Material supplied:
--------

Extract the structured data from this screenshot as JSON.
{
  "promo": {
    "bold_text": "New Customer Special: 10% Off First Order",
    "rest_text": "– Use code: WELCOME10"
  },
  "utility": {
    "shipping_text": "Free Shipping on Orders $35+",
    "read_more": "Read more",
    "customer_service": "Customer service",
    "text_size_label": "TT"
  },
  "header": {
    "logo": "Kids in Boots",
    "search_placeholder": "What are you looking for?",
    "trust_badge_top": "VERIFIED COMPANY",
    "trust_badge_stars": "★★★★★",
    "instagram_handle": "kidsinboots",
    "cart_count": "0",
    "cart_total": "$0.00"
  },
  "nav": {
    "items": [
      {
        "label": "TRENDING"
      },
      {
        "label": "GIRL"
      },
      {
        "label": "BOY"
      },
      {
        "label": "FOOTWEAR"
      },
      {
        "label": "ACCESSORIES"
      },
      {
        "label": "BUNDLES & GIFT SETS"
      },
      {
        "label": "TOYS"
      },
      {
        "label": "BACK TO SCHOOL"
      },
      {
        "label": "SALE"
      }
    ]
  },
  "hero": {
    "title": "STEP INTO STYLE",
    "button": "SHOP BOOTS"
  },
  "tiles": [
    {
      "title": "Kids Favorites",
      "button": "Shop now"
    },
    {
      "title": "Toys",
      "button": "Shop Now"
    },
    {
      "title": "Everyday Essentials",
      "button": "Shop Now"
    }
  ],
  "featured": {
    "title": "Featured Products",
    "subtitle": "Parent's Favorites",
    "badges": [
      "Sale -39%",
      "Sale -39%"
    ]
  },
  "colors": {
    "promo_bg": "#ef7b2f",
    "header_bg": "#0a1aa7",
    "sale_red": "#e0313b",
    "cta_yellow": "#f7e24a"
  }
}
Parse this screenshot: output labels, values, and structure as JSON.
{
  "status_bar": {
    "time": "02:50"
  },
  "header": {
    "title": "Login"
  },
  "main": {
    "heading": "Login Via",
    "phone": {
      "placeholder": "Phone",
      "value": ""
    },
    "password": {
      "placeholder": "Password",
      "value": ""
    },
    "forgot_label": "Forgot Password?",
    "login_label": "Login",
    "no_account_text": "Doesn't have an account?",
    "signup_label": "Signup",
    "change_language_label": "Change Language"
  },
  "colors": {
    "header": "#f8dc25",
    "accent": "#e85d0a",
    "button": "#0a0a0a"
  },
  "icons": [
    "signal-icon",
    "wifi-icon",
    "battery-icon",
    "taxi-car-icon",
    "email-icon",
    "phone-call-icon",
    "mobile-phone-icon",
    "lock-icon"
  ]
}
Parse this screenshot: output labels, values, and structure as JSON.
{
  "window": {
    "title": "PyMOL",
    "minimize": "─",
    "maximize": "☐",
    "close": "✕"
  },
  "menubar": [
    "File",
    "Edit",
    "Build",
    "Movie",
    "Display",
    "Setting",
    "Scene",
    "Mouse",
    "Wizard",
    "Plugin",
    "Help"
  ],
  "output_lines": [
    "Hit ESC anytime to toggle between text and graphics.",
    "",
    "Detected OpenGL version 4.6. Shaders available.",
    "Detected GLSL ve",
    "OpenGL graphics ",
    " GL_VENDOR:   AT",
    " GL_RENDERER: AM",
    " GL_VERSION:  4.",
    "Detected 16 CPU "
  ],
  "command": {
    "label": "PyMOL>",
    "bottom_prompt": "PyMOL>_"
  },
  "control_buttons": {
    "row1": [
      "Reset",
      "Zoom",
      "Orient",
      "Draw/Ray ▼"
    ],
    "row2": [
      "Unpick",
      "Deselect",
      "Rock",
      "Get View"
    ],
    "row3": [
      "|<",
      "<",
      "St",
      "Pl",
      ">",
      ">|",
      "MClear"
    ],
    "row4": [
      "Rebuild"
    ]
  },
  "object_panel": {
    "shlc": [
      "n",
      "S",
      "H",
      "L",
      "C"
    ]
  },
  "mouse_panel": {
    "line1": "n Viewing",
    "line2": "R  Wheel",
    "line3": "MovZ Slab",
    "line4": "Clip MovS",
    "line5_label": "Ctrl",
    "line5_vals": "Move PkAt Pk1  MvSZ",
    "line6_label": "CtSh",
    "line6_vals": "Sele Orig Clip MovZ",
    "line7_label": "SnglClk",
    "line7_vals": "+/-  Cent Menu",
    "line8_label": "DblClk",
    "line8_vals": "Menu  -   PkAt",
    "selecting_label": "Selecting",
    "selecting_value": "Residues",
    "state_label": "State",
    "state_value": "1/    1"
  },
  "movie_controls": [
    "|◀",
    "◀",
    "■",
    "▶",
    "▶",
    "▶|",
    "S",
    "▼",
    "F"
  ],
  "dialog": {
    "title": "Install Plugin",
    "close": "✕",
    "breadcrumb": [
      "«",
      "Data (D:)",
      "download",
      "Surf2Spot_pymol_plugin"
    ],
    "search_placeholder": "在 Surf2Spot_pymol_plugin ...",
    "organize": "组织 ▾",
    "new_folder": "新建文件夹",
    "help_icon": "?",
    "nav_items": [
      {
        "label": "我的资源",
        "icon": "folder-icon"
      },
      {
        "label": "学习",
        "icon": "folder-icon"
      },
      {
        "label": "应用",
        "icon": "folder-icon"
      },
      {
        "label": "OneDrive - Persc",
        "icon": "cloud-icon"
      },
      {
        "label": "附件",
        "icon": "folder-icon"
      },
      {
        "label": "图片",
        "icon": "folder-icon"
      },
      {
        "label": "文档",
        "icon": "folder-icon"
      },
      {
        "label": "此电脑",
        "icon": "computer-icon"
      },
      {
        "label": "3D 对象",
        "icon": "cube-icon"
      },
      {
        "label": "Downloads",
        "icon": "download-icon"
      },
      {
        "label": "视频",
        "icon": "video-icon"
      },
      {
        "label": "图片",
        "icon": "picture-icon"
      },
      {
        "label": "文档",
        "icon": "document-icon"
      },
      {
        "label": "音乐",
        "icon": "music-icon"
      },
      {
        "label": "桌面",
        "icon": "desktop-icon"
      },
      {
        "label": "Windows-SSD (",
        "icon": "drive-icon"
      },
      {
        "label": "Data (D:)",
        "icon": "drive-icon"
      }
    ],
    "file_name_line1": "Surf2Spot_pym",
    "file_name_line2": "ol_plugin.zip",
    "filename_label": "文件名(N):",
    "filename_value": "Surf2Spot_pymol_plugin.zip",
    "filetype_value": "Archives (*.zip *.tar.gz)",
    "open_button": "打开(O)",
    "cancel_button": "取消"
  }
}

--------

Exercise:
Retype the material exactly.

Exercise solution:
Extract the structured data from this screenshot as JSON.
{
  "promo": {
    "bold_text": "New Customer Special: 10% Off First Order",
    "rest_text": "– Use code: WELCOME10"
  },
  "utility": {
    "shipping_text": "Free Shipping on Orders $35+",
    "read_more": "Read more",
    "customer_service": "Customer service",
    "text_size_label": "TT"
  },
  "header": {
    "logo": "Kids in Boots",
    "search_placeholder": "What are you looking for?",
    "trust_badge_top": "VERIFIED COMPANY",
    "trust_badge_stars": "★★★★★",
    "instagram_handle": "kidsinboots",
    "cart_count": "0",
    "cart_total": "$0.00"
  },
  "nav": {
    "items": [
      {
        "label": "TRENDING"
      },
      {
        "label": "GIRL"
      },
      {
        "label": "BOY"
      },
      {
        "label": "FOOTWEAR"
      },
      {
        "label": "ACCESSORIES"
      },
      {
        "label": "BUNDLES & GIFT SETS"
      },
      {
        "label": "TOYS"
      },
      {
        "label": "BACK TO SCHOOL"
      },
      {
        "label": "SALE"
      }
    ]
  },
  "hero": {
    "title": "STEP INTO STYLE",
    "button": "SHOP BOOTS"
  },
  "tiles": [
    {
      "title": "Kids Favorites",
      "button": "Shop now"
    },
    {
      "title": "Toys",
      "button": "Shop Now"
    },
    {
      "title": "Everyday Essentials",
      "button": "Shop Now"
    }
  ],
  "featured": {
    "title": "Featured Products",
    "subtitle": "Parent's Favorites",
    "badges": [
      "Sale -39%",
      "Sale -39%"
    ]
  },
  "colors": {
    "promo_bg": "#ef7b2f",
    "header_bg": "#0a1aa7",
    "sale_red": "#e0313b",
    "cta_yellow": "#f7e24a"
  }
}
Parse this screenshot: output labels, values, and structure as JSON.
{
  "status_bar": {
    "time": "02:50"
  },
  "header": {
    "title": "Login"
  },
  "main": {
    "heading": "Login Via",
    "phone": {
      "placeholder": "Phone",
      "value": ""
    },
    "password": {
      "placeholder": "Password",
      "value": ""
    },
    "forgot_label": "Forgot Password?",
    "login_label": "Login",
    "no_account_text": "Doesn't have an account?",
    "signup_label": "Signup",
    "change_language_label": "Change Language"
  },
  "colors": {
    "header": "#f8dc25",
    "accent": "#e85d0a",
    "button": "#0a0a0a"
  },
  "icons": [
    "signal-icon",
    "wifi-icon",
    "battery-icon",
    "taxi-car-icon",
    "email-icon",
    "phone-call-icon",
    "mobile-phone-icon",
    "lock-icon"
  ]
}
Parse this screenshot: output labels, values, and structure as JSON.
{
  "window": {
    "title": "PyMOL",
    "minimize": "─",
    "maximize": "☐",
    "close": "✕"
  },
  "menubar": [
    "File",
    "Edit",
    "Build",
    "Movie",
    "Display",
    "Setting",
    "Scene",
    "Mouse",
    "Wizard",
    "Plugin",
    "Help"
  ],
  "output_lines": [
    "Hit ESC anytime to toggle between text and graphics.",
    "",
    "Detected OpenGL version 4.6. Shaders available.",
    "Detected GLSL ve",
    "OpenGL graphics ",
    " GL_VENDOR:   AT",
    " GL_RENDERER: AM",
    " GL_VERSION:  4.",
    "Detected 16 CPU "
  ],
  "command": {
    "label": "PyMOL>",
    "bottom_prompt": "PyMOL>_"
  },
  "control_buttons": {
    "row1": [
      "Reset",
      "Zoom",
      "Orient",
      "Draw/Ray ▼"
    ],
    "row2": [
      "Unpick",
      "Deselect",
      "Rock",
      "Get View"
    ],
    "row3": [
      "|<",
      "<",
      "St",
      "Pl",
      ">",
      ">|",
      "MClear"
    ],
    "row4": [
      "Rebuild"
    ]
  },
  "object_panel": {
    "shlc": [
      "n",
      "S",
      "H",
      "L",
      "C"
    ]
  },
  "mouse_panel": {
    "line1": "n Viewing",
    "line2": "R  Wheel",
    "line3": "MovZ Slab",
    "line4": "Clip MovS",
    "line5_label": "Ctrl",
    "line5_vals": "Move PkAt Pk1  MvSZ",
    "line6_label": "CtSh",
    "line6_vals": "Sele Orig Clip MovZ",
    "line7_label": "SnglClk",
    "line7_vals": "+/-  Cent Menu",
    "line8_label": "DblClk",
    "line8_vals": "Menu  -   PkAt",
    "selecting_label": "Selecting",
    "selecting_value": "Residues",
    "state_label": "State",
    "state_value": "1/    1"
  },
  "movie_controls": [
    "|◀",
    "◀",
    "■",
    "▶",
    "▶",
    "▶|",
    "S",
    "▼",
    "F"
  ],
  "dialog": {
    "title": "Install Plugin",
    "close": "✕",
    "breadcrumb": [
      "«",
      "Data (D:)",
      "download",
      "Surf2Spot_pymol_plugin"
    ],
    "search_placeholder": "在 Surf2Spot_pymol_plugin ...",
    "organize": "组织 ▾",
    "new_folder": "新建文件夹",
    "help_icon": "?",
    "nav_items": [
      {
        "label": "我的资源",
        "icon": "folder-icon"
      },
      {
        "label": "学习",
        "icon": "folder-icon"
      },
      {
        "label": "应用",
        "icon": "folder-icon"
      },
      {
        "label": "OneDrive - Persc",
        "icon": "cloud-icon"
      },
      {
        "label": "附件",
        "icon": "folder-icon"
      },
      {
        "label": "图片",
        "icon": "folder-icon"
      },
      {
        "label": "文档",
        "icon": "folder-icon"
      },
      {
        "label": "此电脑",
        "icon": "computer-icon"
      },
      {
        "label": "3D 对象",
        "icon": "cube-icon"
      },
      {
        "label": "Downloads",
        "icon": "download-icon"
      },
      {
        "label": "视频",
        "icon": "video-icon"
      },
      {
        "label": "图片",
        "icon": "picture-icon"
      },
      {
        "label": "文档",
        "icon": "document-icon"
      },
      {
        "label": "音乐",
        "icon": "music-icon"
      },
      {
        "label": "桌面",
        "icon": "desktop-icon"
      },
      {
        "label": "Windows-SSD (",
        "icon": "drive-icon"
      },
      {
        "label": "Data (D:)",
        "icon": "drive-icon"
      }
    ],
    "file_name_line1": "Surf2Spot_pym",
    "file_name_line2": "ol_plugin.zip",
    "filename_label": "文件名(N):",
    "filename_value": "Surf2Spot_pymol_plugin.zip",
    "filetype_value": "Archives (*.zip *.tar.gz)",
    "open_button": "打开(O)",
    "cancel_button": "取消"
  }
}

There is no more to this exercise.